“Businesses now can spend more time on what their business does,” Schrage says, “selling merchandise or services and less time on the ‘business necessities,’ such as accounting, payroll, hiring, billing, computer repair and clean-up, etc.
“We are quickly going from an office supply retailer that does services to a service retailer that sells office supplies,” he adds.
Keeping up with the times entails staying abreast of consumer demand, and OfficeMax took note of customers’ desire for corporate accountability. In 2013, the company was named one of the World’s Most Ethical Companies and is the only company in the office supply industry to receive Ethics Inside® Certification by the Ethisphere Institute, an organization that promotes corporate best practices and accountability.
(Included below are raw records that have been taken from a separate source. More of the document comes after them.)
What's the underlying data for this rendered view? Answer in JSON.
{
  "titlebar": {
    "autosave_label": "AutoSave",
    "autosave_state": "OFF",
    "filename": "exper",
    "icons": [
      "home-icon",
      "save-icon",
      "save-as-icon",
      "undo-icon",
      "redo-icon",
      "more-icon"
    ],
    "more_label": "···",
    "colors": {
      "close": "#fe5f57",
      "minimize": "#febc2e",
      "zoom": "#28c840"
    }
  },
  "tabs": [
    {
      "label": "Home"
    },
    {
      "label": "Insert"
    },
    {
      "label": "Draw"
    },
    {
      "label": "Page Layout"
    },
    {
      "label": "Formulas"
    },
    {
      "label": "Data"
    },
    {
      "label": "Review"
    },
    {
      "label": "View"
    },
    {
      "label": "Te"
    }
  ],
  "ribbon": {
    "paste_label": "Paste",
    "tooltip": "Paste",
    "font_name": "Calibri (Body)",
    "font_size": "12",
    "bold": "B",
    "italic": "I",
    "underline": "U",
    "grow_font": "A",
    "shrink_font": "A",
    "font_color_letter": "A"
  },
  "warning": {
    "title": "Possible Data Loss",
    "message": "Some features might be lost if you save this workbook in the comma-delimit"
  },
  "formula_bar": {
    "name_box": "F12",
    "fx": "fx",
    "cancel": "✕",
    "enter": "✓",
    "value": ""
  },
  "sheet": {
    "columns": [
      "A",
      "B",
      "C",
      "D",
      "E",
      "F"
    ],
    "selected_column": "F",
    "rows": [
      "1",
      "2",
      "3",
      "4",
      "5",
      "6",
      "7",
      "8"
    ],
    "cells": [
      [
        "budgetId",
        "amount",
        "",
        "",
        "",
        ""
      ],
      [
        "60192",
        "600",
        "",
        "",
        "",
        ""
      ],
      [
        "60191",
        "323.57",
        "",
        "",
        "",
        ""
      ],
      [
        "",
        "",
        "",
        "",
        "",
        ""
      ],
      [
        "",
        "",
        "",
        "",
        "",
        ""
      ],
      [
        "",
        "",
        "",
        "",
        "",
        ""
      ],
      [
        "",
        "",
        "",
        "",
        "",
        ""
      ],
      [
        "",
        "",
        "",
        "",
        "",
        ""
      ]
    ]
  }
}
The OfficeMax of today has come a long way from its origins in Ohio back in 1988. The company’s founders, Bob Hurwitz and Michael Feuer, opened the first OfficeMax store in Mayfield Heights, Ohio. Even from that single store, the company grew quickly and in the 1990s began acquiring other organizations. Embracing technology and trends has been a hallmark of OfficeMax from the beginning, and the company began doing business online in 1995, something that not many companies were doing at that time. There are more than 900 retail locations in the U.S. alone, and the company serves customers at those locations, as well as through catalogs and the Internet.
The company has experienced downward slides as well. In 2001, OfficeMax started closing some stores that weren’t performing well. In 2003, Boise Cascade Office Products Corporation acquired OfficeMax for $1.3 billion, according to the OfficeMax website.
Then in early November of this year, the winds of change blew again. OfficeMax and Office Depot merged to become Office Depot, Inc., a $17 billion company with more than 2,200 stores in 59 countries. Office Depot, Inc. now wholly owns OfficeMax.
What does this mean for the Rhinelander store? According to the company’s website, OfficeMax will still continue to do business under its current name. At this point, it seems likely that business in Rhinelander will go on as usual. The Rhinelander location, which opened in 2000 and employs 16 associates, will still continue serving businesses and individuals all over the Northwoods. This area is a smaller market for OfficeMax, but what Rhinelander lacks in size, it makes up for in drawing power.
“In our market, we don’t have the high percentage of business customers as some of the larger markets around the state,” Schrage says, “but our small business drawing area stretches from Merrill and Antigo to the south, and Tomahawk to the west, to the UP of Michigan and east to Laona and Crandon.”
For OfficeMax stores everywhere, consumer expectations extend beyond products and services; customers expect that OfficeMax staff members are well-versed in technological advances and are up on the latest developments. Keeping up with the ever-increasing pace of technology for customers, many of whom are business owners, is imperative. To ensure that associates are on top of things, the company regularly issues courses that may range from 15 minutes to an hour in length. The company also has what are called “huddles,” in which one- to three-page summaries on a variety of subjects are sent out to stores.
But conversations with customers and associates, Schrage says, are probably the best way to keep abreast of trends. “Just talking tech with other people can educate anyone about their thoughts and ideas concerning any tech item or program,” he says. “I could say I that I learned more from my associates than I ever learned from a course or huddle.”